The Pause on Student Loan Payments Has Been Extended Again: What Will Happen When These Pauses End?
For the past two years, the immense burden of loan payments has been lifted for students and they’ve been able to focus on other needs, savings, and the unexpected trials the pandemic laid before them. The United States government first placed a hold on federal student loan payments in March of 2020 in response to the growing severity of the COVID-19 pandemic. The pause was meant to last just six months, but the unpredictability of the virus caused both the Trump and Biden presidential administrations to together extend the pause 5 times.
Now, the forbearance period has been extended a sixth time. The last extension would have forced students to repay their loans starting on May 1, 2022. Now, students have until August 31, 2022 to refrain from payments.
This hold has been life changing for many students, especially in these precarious times. However, it’s also left many concerned about what their financial position will look like when the pause ends definitively. Although many have had improved financial health during this period, the sudden reinstitution of large loan payments may bring them back to exactly where they started.
Without hundreds of dollars in student loans to worry about each month, many students have reported their credit scores have increased (on average almost 30 points) according to the California Policy Lab and reports by the Student Loan Law Initiative. Further, students were able to reduce how often they used their credit cards by about 23%.
Most people who have student loan payments also have other loans such as car payments, credit card loans, or home mortgages. The pause on student loan payments didn’t eliminate these other financial obligations of course, but it did provide welcome relief for one of the financial burdens causing stress and anxiety.

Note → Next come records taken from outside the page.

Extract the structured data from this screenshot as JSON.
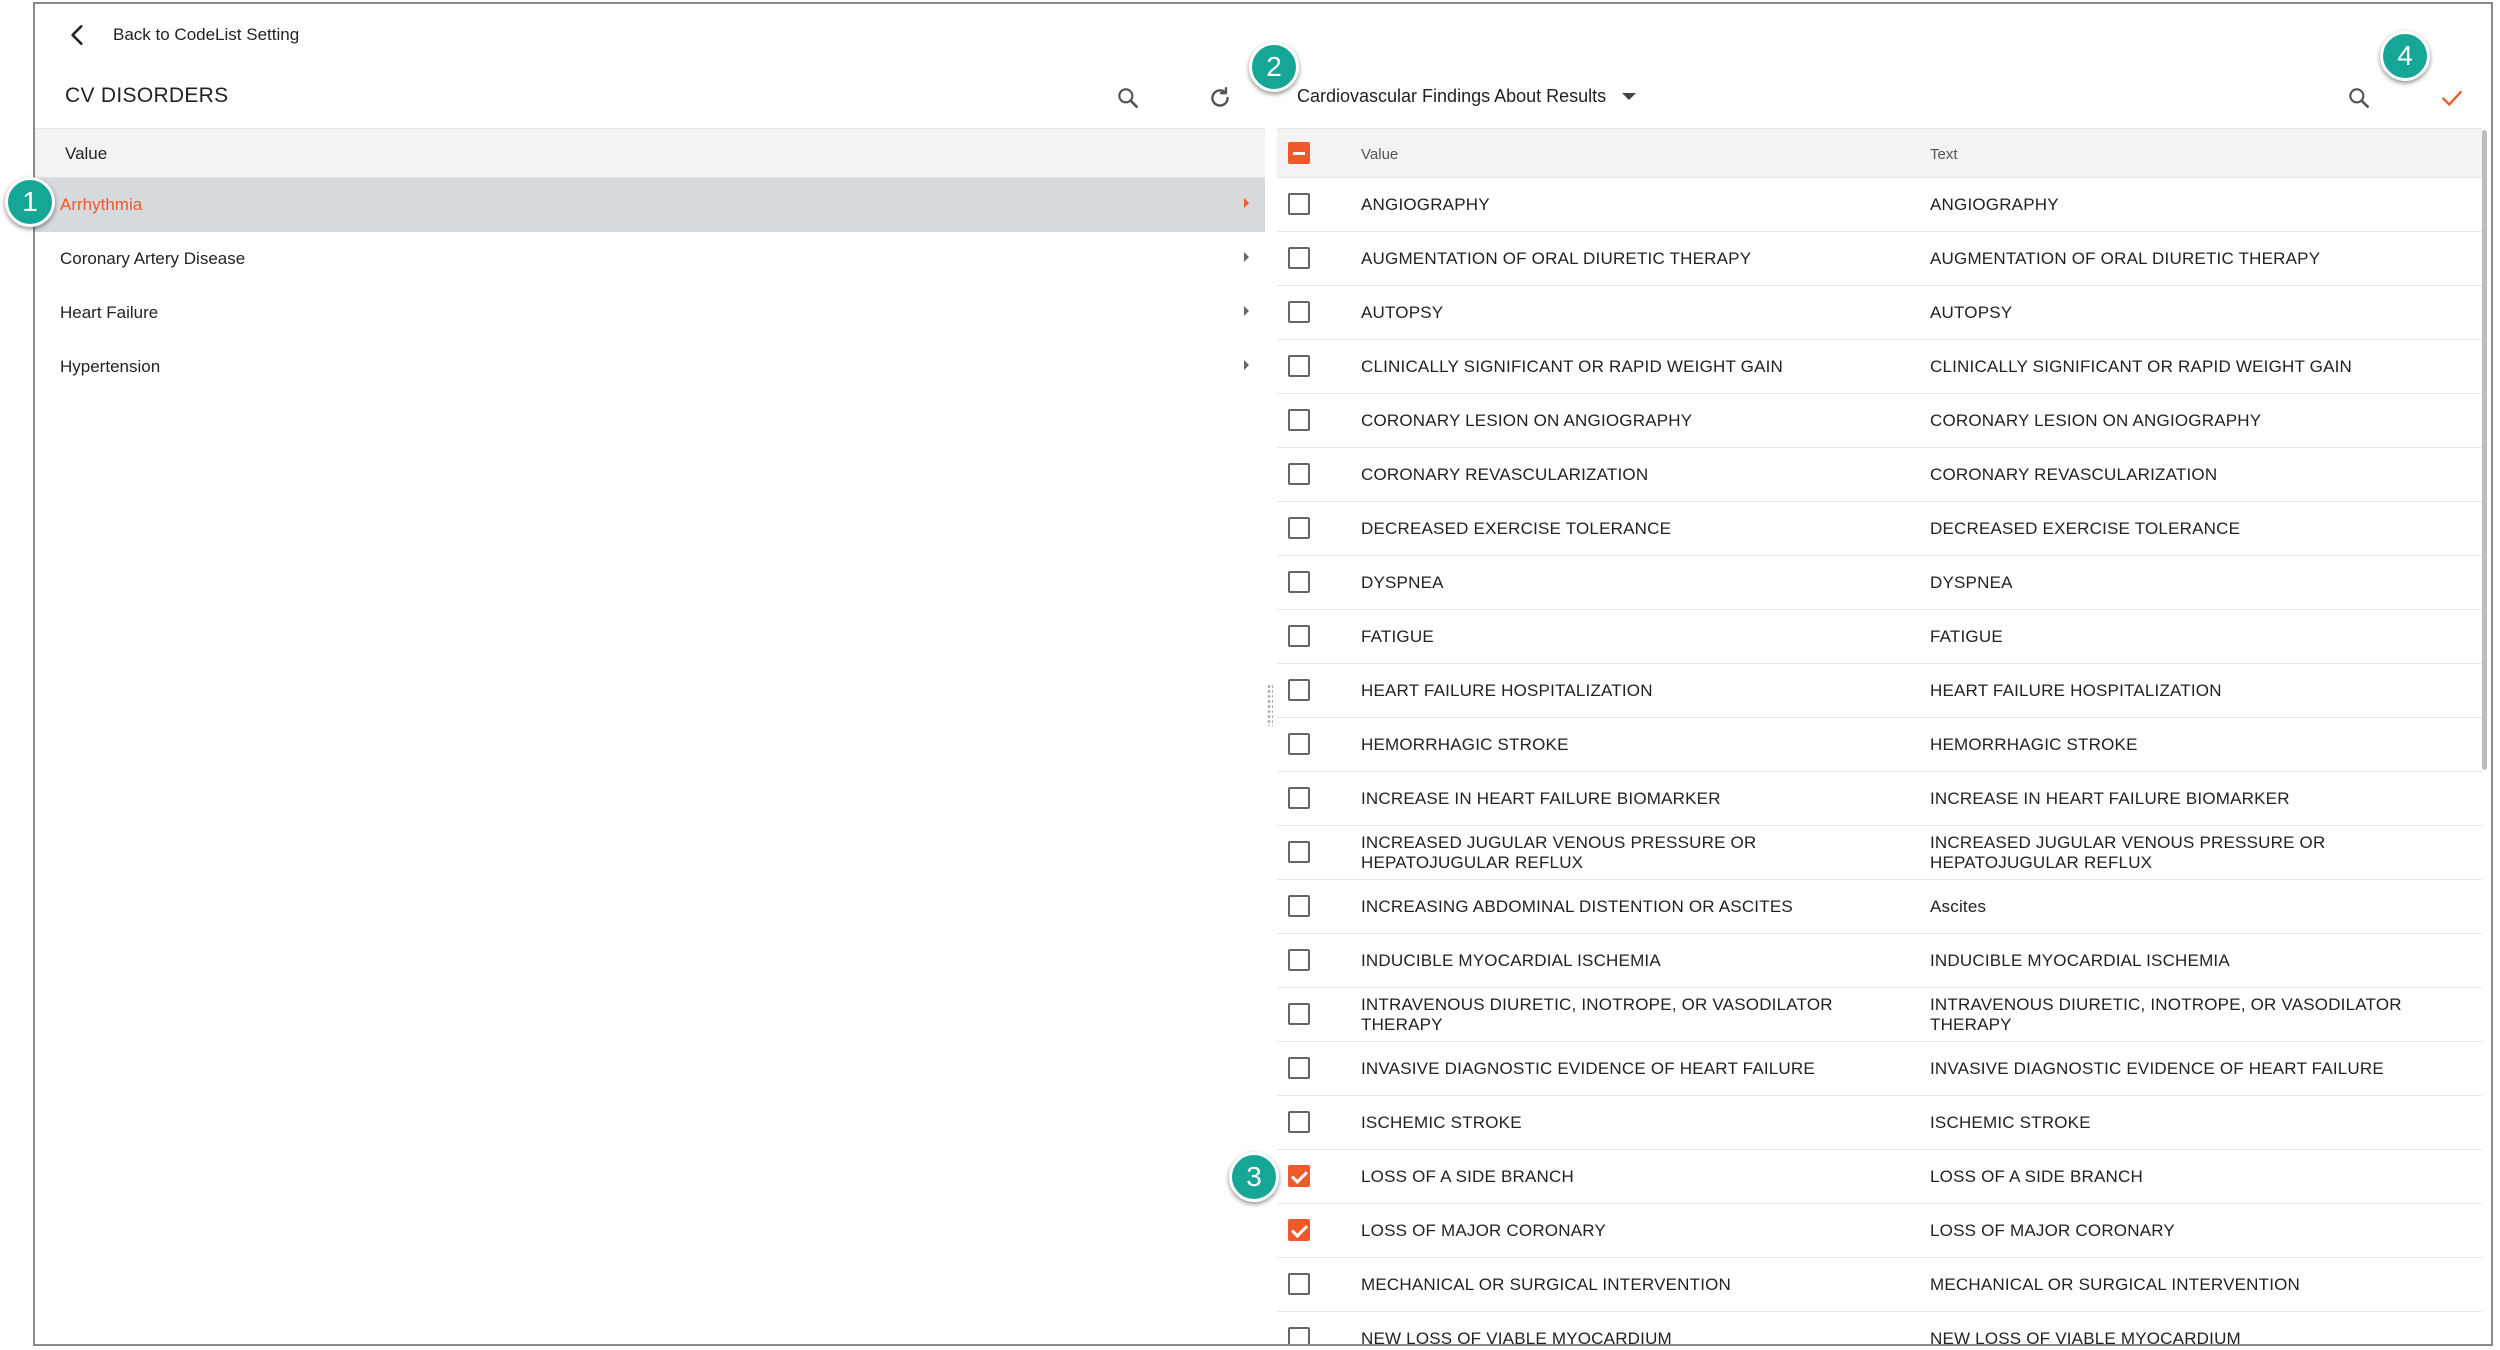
{
  "back": {
    "label": "Back to CodeList Setting",
    "icon": "chevron-left-icon"
  },
  "left": {
    "title": "CV DISORDERS",
    "column_header": "Value",
    "items": [
      {
        "label": "Arrhythmia",
        "selected": true
      },
      {
        "label": "Coronary Artery Disease",
        "selected": false
      },
      {
        "label": "Heart Failure",
        "selected": false
      },
      {
        "label": "Hypertension",
        "selected": false
      }
    ]
  },
  "right": {
    "dropdown_value": "Cardiovascular Findings About Results",
    "header": {
      "value": "Value",
      "text": "Text",
      "select_all_state": "indeterminate"
    },
    "rows": [
      {
        "value": "ANGIOGRAPHY",
        "text": "ANGIOGRAPHY",
        "checked": false
      },
      {
        "value": "AUGMENTATION OF ORAL DIURETIC THERAPY",
        "text": "AUGMENTATION OF ORAL DIURETIC THERAPY",
        "checked": false
      },
      {
        "value": "AUTOPSY",
        "text": "AUTOPSY",
        "checked": false
      },
      {
        "value": "CLINICALLY SIGNIFICANT OR RAPID WEIGHT GAIN",
        "text": "CLINICALLY SIGNIFICANT OR RAPID WEIGHT GAIN",
        "checked": false
      },
      {
        "value": "CORONARY LESION ON ANGIOGRAPHY",
        "text": "CORONARY LESION ON ANGIOGRAPHY",
        "checked": false
      },
      {
        "value": "CORONARY REVASCULARIZATION",
        "text": "CORONARY REVASCULARIZATION",
        "checked": false
      },
      {
        "value": "DECREASED EXERCISE TOLERANCE",
        "text": "DECREASED EXERCISE TOLERANCE",
        "checked": false
      },
      {
        "value": "DYSPNEA",
        "text": "DYSPNEA",
        "checked": false
      },
      {
        "value": "FATIGUE",
        "text": "FATIGUE",
        "checked": false
      },
      {
        "value": "HEART FAILURE HOSPITALIZATION",
        "text": "HEART FAILURE HOSPITALIZATION",
        "checked": false
      },
      {
        "value": "HEMORRHAGIC STROKE",
        "text": "HEMORRHAGIC STROKE",
        "checked": false
      },
      {
        "value": "INCREASE IN HEART FAILURE BIOMARKER",
        "text": "INCREASE IN HEART FAILURE BIOMARKER",
        "checked": false
      },
      {
        "value": "INCREASED JUGULAR VENOUS PRESSURE OR HEPATOJUGULAR REFLUX",
        "text": "INCREASED JUGULAR VENOUS PRESSURE OR HEPATOJUGULAR REFLUX",
        "checked": false
      },
      {
        "value": "INCREASING ABDOMINAL DISTENTION OR ASCITES",
        "text": "Ascites",
        "checked": false
      },
      {
        "value": "INDUCIBLE MYOCARDIAL ISCHEMIA",
        "text": "INDUCIBLE MYOCARDIAL ISCHEMIA",
        "checked": false
      },
      {
        "value": "INTRAVENOUS DIURETIC, INOTROPE, OR VASODILATOR THERAPY",
        "text": "INTRAVENOUS DIURETIC, INOTROPE, OR VASODILATOR THERAPY",
        "checked": false
      },
      {
        "value": "INVASIVE DIAGNOSTIC EVIDENCE OF HEART FAILURE",
        "text": "INVASIVE DIAGNOSTIC EVIDENCE OF HEART FAILURE",
        "checked": false
      },
      {
        "value": "ISCHEMIC STROKE",
        "text": "ISCHEMIC STROKE",
        "checked": false
      },
      {
        "value": "LOSS OF A SIDE BRANCH",
        "text": "LOSS OF A SIDE BRANCH",
        "checked": true
      },
      {
        "value": "LOSS OF MAJOR CORONARY",
        "text": "LOSS OF MAJOR CORONARY",
        "checked": true
      },
      {
        "value": "MECHANICAL OR SURGICAL INTERVENTION",
        "text": "MECHANICAL OR SURGICAL INTERVENTION",
        "checked": false
      },
      {
        "value": "NEW LOSS OF VIABLE MYOCARDIUM",
        "text": "NEW LOSS OF VIABLE MYOCARDIUM",
        "checked": false
      }
    ]
  },
  "callouts": [
    "1",
    "2",
    "3",
    "4"
  ],
  "colors": {
    "accent": "#f05a28",
    "callout": "#16a695",
    "selected_row": "#d6dadd",
    "header_bg": "#f3f3f3"
  }
}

As COVID-19 already was sparking stress, anxiety, and uncertainty, having one thing off of your plate was incredibly helpful for many.

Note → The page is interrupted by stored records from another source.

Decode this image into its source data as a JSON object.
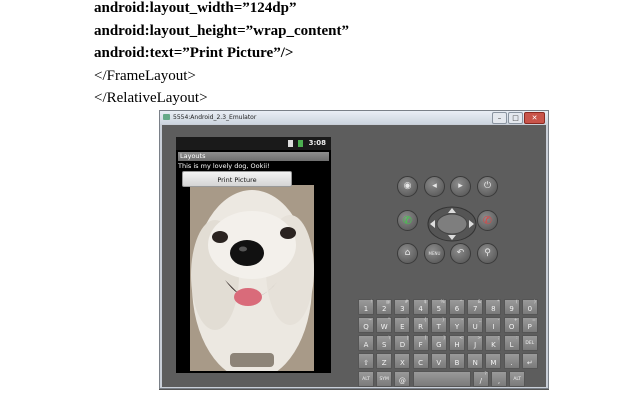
{
  "code": {
    "lines": [
      "android:layout_width=”124dp”",
      "android:layout_height=”wrap_content”",
      "android:text=”Print Picture”/>",
      "</FrameLayout>",
      "</RelativeLayout>"
    ]
  },
  "emulator": {
    "window_title": "5554:Android_2.3_Emulator",
    "window_buttons": {
      "minimize": "–",
      "maximize": "□",
      "close": "✕"
    },
    "status_clock": "3:08",
    "app_title": "Layouts",
    "app_text": "This is my lovely dog, Ookii!",
    "button_label": "Print Picture",
    "photo_icon": "white-dog-photo",
    "hardware_buttons": [
      {
        "name": "camera",
        "glyph": "◉"
      },
      {
        "name": "volume-down",
        "glyph": "◂"
      },
      {
        "name": "volume-up",
        "glyph": "▸"
      },
      {
        "name": "power",
        "glyph": "⏻"
      },
      {
        "name": "call",
        "glyph": "✆"
      },
      {
        "name": "end-call",
        "glyph": "✆"
      },
      {
        "name": "home",
        "glyph": "⌂"
      },
      {
        "name": "menu",
        "glyph": "MENU"
      },
      {
        "name": "back",
        "glyph": "↶"
      },
      {
        "name": "search",
        "glyph": "⚲"
      }
    ],
    "keyboard": {
      "rows": [
        [
          [
            "1",
            "!"
          ],
          [
            "2",
            "@"
          ],
          [
            "3",
            "#"
          ],
          [
            "4",
            "$"
          ],
          [
            "5",
            "%"
          ],
          [
            "6",
            "^"
          ],
          [
            "7",
            "&"
          ],
          [
            "8",
            "*"
          ],
          [
            "9",
            "("
          ],
          [
            "0",
            ")"
          ]
        ],
        [
          [
            "Q",
            "~"
          ],
          [
            "W",
            "\""
          ],
          [
            "E",
            "`"
          ],
          [
            "R",
            "{"
          ],
          [
            "T",
            "}"
          ],
          [
            "Y",
            "-"
          ],
          [
            "U",
            "_"
          ],
          [
            "I",
            "-"
          ],
          [
            "O",
            "+"
          ],
          [
            "P",
            "="
          ]
        ],
        [
          [
            "A",
            ""
          ],
          [
            "S",
            "\\"
          ],
          [
            "D",
            "|"
          ],
          [
            "F",
            "["
          ],
          [
            "G",
            "]"
          ],
          [
            "H",
            "<"
          ],
          [
            "J",
            ">"
          ],
          [
            "K",
            ";"
          ],
          [
            "L",
            ":"
          ],
          [
            "DEL",
            ""
          ]
        ],
        [
          [
            "⇧",
            ""
          ],
          [
            "Z",
            ""
          ],
          [
            "X",
            ""
          ],
          [
            "C",
            ""
          ],
          [
            "V",
            ""
          ],
          [
            "B",
            ""
          ],
          [
            "N",
            ""
          ],
          [
            "M",
            ""
          ],
          [
            ".",
            ""
          ],
          [
            "↵",
            ""
          ]
        ],
        [
          [
            "ALT",
            ""
          ],
          [
            "SYM",
            ""
          ],
          [
            "@",
            ""
          ],
          [
            "",
            ""
          ],
          [
            "/",
            "?"
          ],
          [
            ",",
            ""
          ],
          [
            "ALT",
            ""
          ]
        ]
      ]
    },
    "colors": {
      "body": "#5d5d5d",
      "call": "#3fcf48",
      "end_call": "#e04444"
    }
  }
}
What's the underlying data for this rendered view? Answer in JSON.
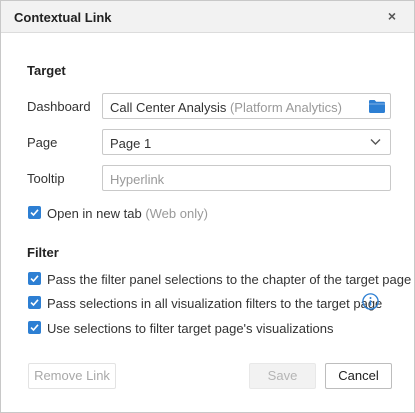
{
  "dialog": {
    "title": "Contextual Link",
    "close_glyph": "×"
  },
  "target": {
    "section_title": "Target",
    "dashboard": {
      "label": "Dashboard",
      "value": "Call Center Analysis",
      "suffix": "(Platform Analytics)",
      "browse_icon": "folder-icon"
    },
    "page": {
      "label": "Page",
      "value": "Page 1",
      "dropdown_icon": "chevron-down-icon"
    },
    "tooltip": {
      "label": "Tooltip",
      "placeholder": "Hyperlink"
    },
    "open_new_tab": {
      "label": "Open in new tab",
      "note": "(Web only)",
      "checked": true
    }
  },
  "filter": {
    "section_title": "Filter",
    "options": [
      {
        "label": "Pass the filter panel selections to the chapter of the target page",
        "checked": true
      },
      {
        "label": "Pass selections in all visualization filters to the target page",
        "checked": true,
        "info_icon": "info-icon"
      },
      {
        "label": "Use selections to filter target page's visualizations",
        "checked": true
      }
    ]
  },
  "buttons": {
    "remove_link": "Remove Link",
    "save": "Save",
    "cancel": "Cancel"
  },
  "colors": {
    "accent": "#2d7fd3",
    "folder": "#2d7fd3",
    "titlebar_bg": "#f2f2f2"
  }
}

Additionally, for those who have been able to continue making payments despite the ability to pause if needed, all of their payments have gone toward principal. This is huge because high interest rates are one of the greatest reasons that loans can take so long to pay back. It can feel like a never-ending battle as you pour money into a fund that only seems to grow.
It’s easy to get used to a new positive financial position. When you get a new job with a higher salary, it's common to quickly become used to having more financial freedom, splurging more, saving more, and feeling more comfortable. When a negative change occurs, such as a recession, an unexpected pandemic, or a new loan, it’s more difficult to adjust.
Considering that inflation is rising dramatically, many are concerned that the student loan payments being reinstated will cause a higher financial strain than they did prior to the pandemic.
Further, the condition of student loan payments has never been great. Even before 2020, many were behind on payments, unable to save or invest due to loans, and under high stress due to their high interest rates. Students face a dilemma over whether to invest in their education or other priorities.
According to the Education Data Initiative, 43.4 million people in the U.S. are currently facing student loan debt and the average federal student loan balance is $37,113. This doesn’t include the private student loans many people have in addition, averaging around $40,904. Every single year student loan debt has increased, ranging from 2.72% all the way up to 12.2%. As colleges become morpplicants are forced to take out loans if they are determined to get a college degree and as college degrees become more commonplace, more individuals feel as though they’re necessary for a successful career. Between 39-50% of students with debt now have debt from both undergraduate and graduate institutions.
Further, just 8% of those with student loan debt are still in school. This means that most payers are working adults, still facing looming payments. Additionally, 81% of adults who hold debt for student loans are now taking out loans for their own children to attend school. The never-ending cycle continues throughout generations.
Talk of canceling student loans is still ongoing, but the reality is, that is not the current reality. For now, students are forced to think about how they will handle the lift of the payment pause in August of 2022.
Although there’s a chance the period of forbearance could be extended again, students must face the reality of their financial position if this doesn’t occur.
One thing is for certain, the pauses on student loan payments during the pandemic has brought renewed focus and conversation on the state of student loans in the United States. Debate has reignited what can be done to improve how we finance education, allowing future generations to thrive academically without plummeting financially.
Something which has already come to fruition thanks to this renewed debate is a promise from the U.S. Department of Education to help those who are affected by the income-driven repayment (IDR) plans. These plans have been met with large amounts of controversy over the past few years despite how positive they seem. The promise of remedy will begin with an immediate cancellation of debt for those who qualify for Public Service Loan Forgiveness (around 40,000 borrowers).